    Sorry, you don't give the judges enough credit. Yes, in a large group they may not know exactly where they have put the skater in 17th place; but then who cares about 17th place. For the top skaters, and the handing out of medals they know exactly what marks they need to give, and what range of marks will not look suspicious. When I leave a panel I know exactly who I gave my top marks to and who I gave my lowest marks to. (The middle of course is all a blur under IJS.)

    When marks are posted on the arena scoreboard, even if it is only TES and PCS, the savvy judges know how their marks compare to the rest of the panel, and what marks they need to give to help or hinder subsequent skaters. For example, if Brian Joubert skates first and gets a PCS of 75, then his average PC score was 7.5. I know from that if I marked high or low. If Evan Lysacek skates next, I know if I want to help him beat Joubert I have to go above 7.5.

    Even with exactly placing the skaters under 6.0, a judge could only give a skater a nudge in a given direction, and could not guarantee a specific outcome. Smart judges know how to give the skaters a nudge under IJS also.
    Last edited by gsrossano; 04-25-2009 at 12:36 AM.

  12. #27
    Custom Title
    Join Date
    Apr 2008
    Posts
    215
    [Even with exactly placing the skaters under 6.0, a judge could only give a skater a nudge in a given direction, and could not guarantee a specific outcome. Smart judges know how to give the skaters a nudge under IJS also.[/QUOTE]

    True, I just think it is a bit tougher. In the old 6.0, you knew absolutely who you put 1 or 2 or 3, and there was no chance your vote was going to be thrown out. Plus everyone knew your vote absolutely counted, which, it could be argued, opened up a greater possibility of outright bribery. And of course, no matter how high the GOE's are in IJS, to get the highest scores a skater has to have the ratified jumps and Level 3 or 4 elements, and those come from a different quarter than the judging panel. So while both systems are imperfect, one could argue IJS is more difficult (though not impossible) to manipulate. Better? That's another topic.
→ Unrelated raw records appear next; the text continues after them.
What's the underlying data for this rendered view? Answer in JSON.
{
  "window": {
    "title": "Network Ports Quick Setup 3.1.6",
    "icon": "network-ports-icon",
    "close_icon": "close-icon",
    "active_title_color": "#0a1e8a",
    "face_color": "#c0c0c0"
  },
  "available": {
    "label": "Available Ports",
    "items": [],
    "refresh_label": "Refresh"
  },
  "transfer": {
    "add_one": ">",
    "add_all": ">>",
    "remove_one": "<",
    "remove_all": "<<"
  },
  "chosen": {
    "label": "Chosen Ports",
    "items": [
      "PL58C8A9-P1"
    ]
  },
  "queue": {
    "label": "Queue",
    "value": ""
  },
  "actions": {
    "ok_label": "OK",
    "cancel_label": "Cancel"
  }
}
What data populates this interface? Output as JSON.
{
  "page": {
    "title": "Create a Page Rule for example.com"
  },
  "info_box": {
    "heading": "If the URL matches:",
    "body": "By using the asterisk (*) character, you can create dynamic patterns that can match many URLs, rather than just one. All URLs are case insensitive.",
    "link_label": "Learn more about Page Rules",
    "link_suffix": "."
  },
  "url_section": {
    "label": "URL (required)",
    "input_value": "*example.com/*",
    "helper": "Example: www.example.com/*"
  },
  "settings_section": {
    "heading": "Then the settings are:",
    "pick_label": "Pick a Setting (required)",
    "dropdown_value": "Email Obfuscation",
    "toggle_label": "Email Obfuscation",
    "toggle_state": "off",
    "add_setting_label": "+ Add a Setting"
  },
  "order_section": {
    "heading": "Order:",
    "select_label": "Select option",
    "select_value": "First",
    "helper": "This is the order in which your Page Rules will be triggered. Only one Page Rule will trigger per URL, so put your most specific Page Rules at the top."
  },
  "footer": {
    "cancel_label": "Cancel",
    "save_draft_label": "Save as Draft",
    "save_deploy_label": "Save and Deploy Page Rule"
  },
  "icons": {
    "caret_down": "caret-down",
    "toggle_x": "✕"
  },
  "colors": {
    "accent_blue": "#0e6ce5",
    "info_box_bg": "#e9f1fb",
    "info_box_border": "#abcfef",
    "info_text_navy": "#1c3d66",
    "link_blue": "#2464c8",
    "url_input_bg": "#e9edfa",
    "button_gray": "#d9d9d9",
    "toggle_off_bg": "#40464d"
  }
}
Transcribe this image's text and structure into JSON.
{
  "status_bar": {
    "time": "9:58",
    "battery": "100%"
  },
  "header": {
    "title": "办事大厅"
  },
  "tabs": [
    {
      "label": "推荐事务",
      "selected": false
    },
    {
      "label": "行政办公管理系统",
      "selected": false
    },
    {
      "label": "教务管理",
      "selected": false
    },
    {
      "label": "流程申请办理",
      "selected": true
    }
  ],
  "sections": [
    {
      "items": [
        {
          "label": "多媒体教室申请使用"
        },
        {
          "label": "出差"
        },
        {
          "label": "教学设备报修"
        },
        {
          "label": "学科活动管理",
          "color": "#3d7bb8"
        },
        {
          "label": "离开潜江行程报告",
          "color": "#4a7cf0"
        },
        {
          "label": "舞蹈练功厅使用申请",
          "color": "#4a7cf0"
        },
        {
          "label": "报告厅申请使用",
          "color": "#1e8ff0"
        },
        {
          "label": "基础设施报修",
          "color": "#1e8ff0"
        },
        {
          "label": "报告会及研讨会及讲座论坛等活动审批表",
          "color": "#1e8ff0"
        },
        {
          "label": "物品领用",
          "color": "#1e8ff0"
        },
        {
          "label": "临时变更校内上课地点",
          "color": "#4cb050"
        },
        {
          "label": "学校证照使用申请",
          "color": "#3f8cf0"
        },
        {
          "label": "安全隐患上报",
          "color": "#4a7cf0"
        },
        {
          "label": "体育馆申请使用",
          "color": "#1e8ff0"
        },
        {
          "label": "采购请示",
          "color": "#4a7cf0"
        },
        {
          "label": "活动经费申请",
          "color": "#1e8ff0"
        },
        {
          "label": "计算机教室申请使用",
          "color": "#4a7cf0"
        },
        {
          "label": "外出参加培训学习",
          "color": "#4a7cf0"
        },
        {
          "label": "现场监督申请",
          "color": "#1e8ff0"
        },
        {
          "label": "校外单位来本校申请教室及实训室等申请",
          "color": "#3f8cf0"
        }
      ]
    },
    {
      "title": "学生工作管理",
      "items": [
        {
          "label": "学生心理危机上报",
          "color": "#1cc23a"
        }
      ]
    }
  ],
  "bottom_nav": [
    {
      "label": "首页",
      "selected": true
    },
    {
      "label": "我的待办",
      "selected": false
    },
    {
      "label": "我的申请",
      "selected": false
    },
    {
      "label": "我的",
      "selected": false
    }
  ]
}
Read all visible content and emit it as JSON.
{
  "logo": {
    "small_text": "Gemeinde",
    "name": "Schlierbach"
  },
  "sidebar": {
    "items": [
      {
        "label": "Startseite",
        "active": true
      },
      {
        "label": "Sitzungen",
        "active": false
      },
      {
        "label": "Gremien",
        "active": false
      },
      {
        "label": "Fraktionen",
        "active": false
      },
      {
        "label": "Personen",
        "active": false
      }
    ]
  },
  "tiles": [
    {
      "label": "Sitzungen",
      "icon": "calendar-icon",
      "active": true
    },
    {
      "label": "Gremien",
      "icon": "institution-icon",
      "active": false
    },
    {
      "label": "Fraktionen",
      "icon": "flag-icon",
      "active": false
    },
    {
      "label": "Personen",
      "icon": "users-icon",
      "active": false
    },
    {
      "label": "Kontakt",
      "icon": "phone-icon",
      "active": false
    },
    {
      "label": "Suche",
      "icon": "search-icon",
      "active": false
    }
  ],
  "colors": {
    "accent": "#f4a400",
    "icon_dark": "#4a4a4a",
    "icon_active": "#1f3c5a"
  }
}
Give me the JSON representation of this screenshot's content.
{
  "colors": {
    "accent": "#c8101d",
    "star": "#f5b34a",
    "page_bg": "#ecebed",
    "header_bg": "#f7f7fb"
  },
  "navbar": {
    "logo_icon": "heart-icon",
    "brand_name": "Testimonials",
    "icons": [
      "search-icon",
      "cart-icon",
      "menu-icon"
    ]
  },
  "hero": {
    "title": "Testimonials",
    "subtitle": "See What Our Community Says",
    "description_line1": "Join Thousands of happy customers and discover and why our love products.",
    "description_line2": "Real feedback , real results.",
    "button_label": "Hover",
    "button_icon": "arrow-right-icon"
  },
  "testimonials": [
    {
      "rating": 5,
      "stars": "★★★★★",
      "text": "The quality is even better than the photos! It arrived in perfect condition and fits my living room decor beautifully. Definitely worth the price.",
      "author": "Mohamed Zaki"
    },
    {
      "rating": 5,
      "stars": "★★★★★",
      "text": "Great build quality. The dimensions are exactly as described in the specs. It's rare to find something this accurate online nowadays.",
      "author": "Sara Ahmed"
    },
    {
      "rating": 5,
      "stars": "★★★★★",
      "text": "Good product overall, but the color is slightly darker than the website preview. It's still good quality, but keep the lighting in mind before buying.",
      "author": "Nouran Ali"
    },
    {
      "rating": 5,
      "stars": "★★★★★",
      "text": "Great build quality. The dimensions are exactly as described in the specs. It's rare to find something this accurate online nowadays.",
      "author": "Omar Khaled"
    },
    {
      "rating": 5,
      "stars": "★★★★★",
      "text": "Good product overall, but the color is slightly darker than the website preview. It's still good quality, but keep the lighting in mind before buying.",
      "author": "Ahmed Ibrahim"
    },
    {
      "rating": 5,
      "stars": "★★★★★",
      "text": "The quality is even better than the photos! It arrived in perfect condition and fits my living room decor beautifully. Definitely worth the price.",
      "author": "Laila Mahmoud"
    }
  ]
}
  13. #28
    Custom Title Mathman's Avatar
    Join Date
    Jun 2003
    Location
    Detroit, Michigan
    Posts
    27,929
    Quote Originally Posted by gsrossano View Post
    The bottom line for determining the precision of the results is how many sets of marks are in the calculation -- and under the new panel size there are five sets of marks in the calculation. It doesn't matter how you get down to the five sets of marks. What drives the mathematical "quality" of the scores is the number 5.
    I think throwing out the high and low scores muddles that a little.

    I think we would expect that the standard error estimated from a random sample of size five would be greater than if we took a sample of size seven and trimmed before averaging.

  14. #29
    Custom Title
    Join Date
    Nov 2006
    Posts
    604
    Quote Originally Posted by Mathman View Post
    I think throwing out the high and low scores muddles that a little.
    Only a little.

    (And I never said the standard deviation wouldn't change -- only that the precision was determined by the number of marks in the calculation. For any calculation method the precision for that calculation method will improve with an increase in the number of marks, for nearly all noise sources. There are exceptions to this rule, but they are few and do not apply to marks in skating as far as I can tell.)
    Last edited by gsrossano; 04-25-2009 at 12:42 AM.

  15. #30
    Custom Title Mathman's Avatar
    Join Date
    Jun 2003
    Location
    Detroit, Michigan
    Posts
    27,929
    Actually, I was thinking of the extreme case. Suppose you sat 9 judges, "counted" all nine, then took the median. This reduces the magic number from 5 all the way down to 1. But this would be an OK way to go, as far as I can tell.

    And it would be really hard for a single judge, or a small minority of the panel, to boost their favorite.

Page 2 of 7 FirstFirst 1 2 3 4 5 6 7 LastLast

Posting Permissions

  • You may not post new threads
  • You may not post replies
  • You may not post attachments
  • You may not edit your posts
  •